- WHAT THIS TASK INVOLVES
Write out the entries exactly. None of the pictures should appear in the copy.

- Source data
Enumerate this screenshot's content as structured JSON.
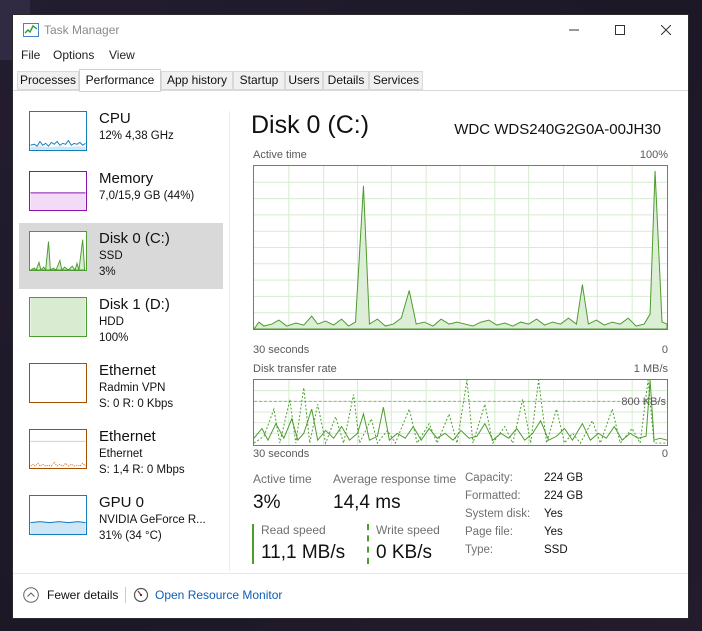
{
  "window": {
    "title": "Task Manager"
  },
  "menu": [
    "File",
    "Options",
    "View"
  ],
  "tabs": [
    {
      "label": "Processes"
    },
    {
      "label": "Performance"
    },
    {
      "label": "App history"
    },
    {
      "label": "Startup"
    },
    {
      "label": "Users"
    },
    {
      "label": "Details"
    },
    {
      "label": "Services"
    }
  ],
  "sidebar": [
    {
      "title": "CPU",
      "line2": "12%  4,38 GHz",
      "line3": ""
    },
    {
      "title": "Memory",
      "line2": "7,0/15,9 GB (44%)",
      "line3": ""
    },
    {
      "title": "Disk 0 (C:)",
      "line2": "SSD",
      "line3": "3%"
    },
    {
      "title": "Disk 1 (D:)",
      "line2": "HDD",
      "line3": "100%"
    },
    {
      "title": "Ethernet",
      "line2": "Radmin VPN",
      "line3": "S: 0 R: 0 Kbps"
    },
    {
      "title": "Ethernet",
      "line2": "Ethernet",
      "line3": "S: 1,4 R: 0 Mbps"
    },
    {
      "title": "GPU 0",
      "line2": "NVIDIA GeForce R...",
      "line3": "31% (34 °C)"
    }
  ],
  "main": {
    "title": "Disk 0 (C:)",
    "model": "WDC WDS240G2G0A-00JH30",
    "graph1": {
      "label": "Active time",
      "max": "100%",
      "time": "30 seconds",
      "min": "0"
    },
    "graph2": {
      "label": "Disk transfer rate",
      "max": "1 MB/s",
      "mid": "800 KB/s",
      "time": "30 seconds",
      "min": "0"
    },
    "stats": {
      "active_time_label": "Active time",
      "active_time_value": "3%",
      "avg_resp_label": "Average response time",
      "avg_resp_value": "14,4 ms",
      "read_label": "Read speed",
      "read_value": "11,1 MB/s",
      "write_label": "Write speed",
      "write_value": "0 KB/s"
    },
    "props": [
      {
        "label": "Capacity:",
        "value": "224 GB"
      },
      {
        "label": "Formatted:",
        "value": "224 GB"
      },
      {
        "label": "System disk:",
        "value": "Yes"
      },
      {
        "label": "Page file:",
        "value": "Yes"
      },
      {
        "label": "Type:",
        "value": "SSD"
      }
    ]
  },
  "footer": {
    "fewer_details": "Fewer details",
    "resource_monitor": "Open Resource Monitor"
  },
  "colors": {
    "disk_green": "#4c9c2e",
    "cpu_blue": "#117dbb",
    "mem_purple": "#8b12ae",
    "eth_orange": "#a74f01",
    "link_blue": "#0d5fb5"
  }
}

- SOLUTION
Enumerate this screenshot's content as structured JSON.
{
  "window": {
    "title": "Task Manager"
  },
  "menu": [
    "File",
    "Options",
    "View"
  ],
  "tabs": [
    {
      "label": "Processes"
    },
    {
      "label": "Performance"
    },
    {
      "label": "App history"
    },
    {
      "label": "Startup"
    },
    {
      "label": "Users"
    },
    {
      "label": "Details"
    },
    {
      "label": "Services"
    }
  ],
  "sidebar": [
    {
      "title": "CPU",
      "line2": "12%  4,38 GHz",
      "line3": ""
    },
    {
      "title": "Memory",
      "line2": "7,0/15,9 GB (44%)",
      "line3": ""
    },
    {
      "title": "Disk 0 (C:)",
      "line2": "SSD",
      "line3": "3%"
    },
    {
      "title": "Disk 1 (D:)",
      "line2": "HDD",
      "line3": "100%"
    },
    {
      "title": "Ethernet",
      "line2": "Radmin VPN",
      "line3": "S: 0 R: 0 Kbps"
    },
    {
      "title": "Ethernet",
      "line2": "Ethernet",
      "line3": "S: 1,4 R: 0 Mbps"
    },
    {
      "title": "GPU 0",
      "line2": "NVIDIA GeForce R...",
      "line3": "31% (34 °C)"
    }
  ],
  "main": {
    "title": "Disk 0 (C:)",
    "model": "WDC WDS240G2G0A-00JH30",
    "graph1": {
      "label": "Active time",
      "max": "100%",
      "time": "30 seconds",
      "min": "0"
    },
    "graph2": {
      "label": "Disk transfer rate",
      "max": "1 MB/s",
      "mid": "800 KB/s",
      "time": "30 seconds",
      "min": "0"
    },
    "stats": {
      "active_time_label": "Active time",
      "active_time_value": "3%",
      "avg_resp_label": "Average response time",
      "avg_resp_value": "14,4 ms",
      "read_label": "Read speed",
      "read_value": "11,1 MB/s",
      "write_label": "Write speed",
      "write_value": "0 KB/s"
    },
    "props": [
      {
        "label": "Capacity:",
        "value": "224 GB"
      },
      {
        "label": "Formatted:",
        "value": "224 GB"
      },
      {
        "label": "System disk:",
        "value": "Yes"
      },
      {
        "label": "Page file:",
        "value": "Yes"
      },
      {
        "label": "Type:",
        "value": "SSD"
      }
    ]
  },
  "footer": {
    "fewer_details": "Fewer details",
    "resource_monitor": "Open Resource Monitor"
  },
  "colors": {
    "disk_green": "#4c9c2e",
    "cpu_blue": "#117dbb",
    "mem_purple": "#8b12ae",
    "eth_orange": "#a74f01",
    "link_blue": "#0d5fb5"
  }
}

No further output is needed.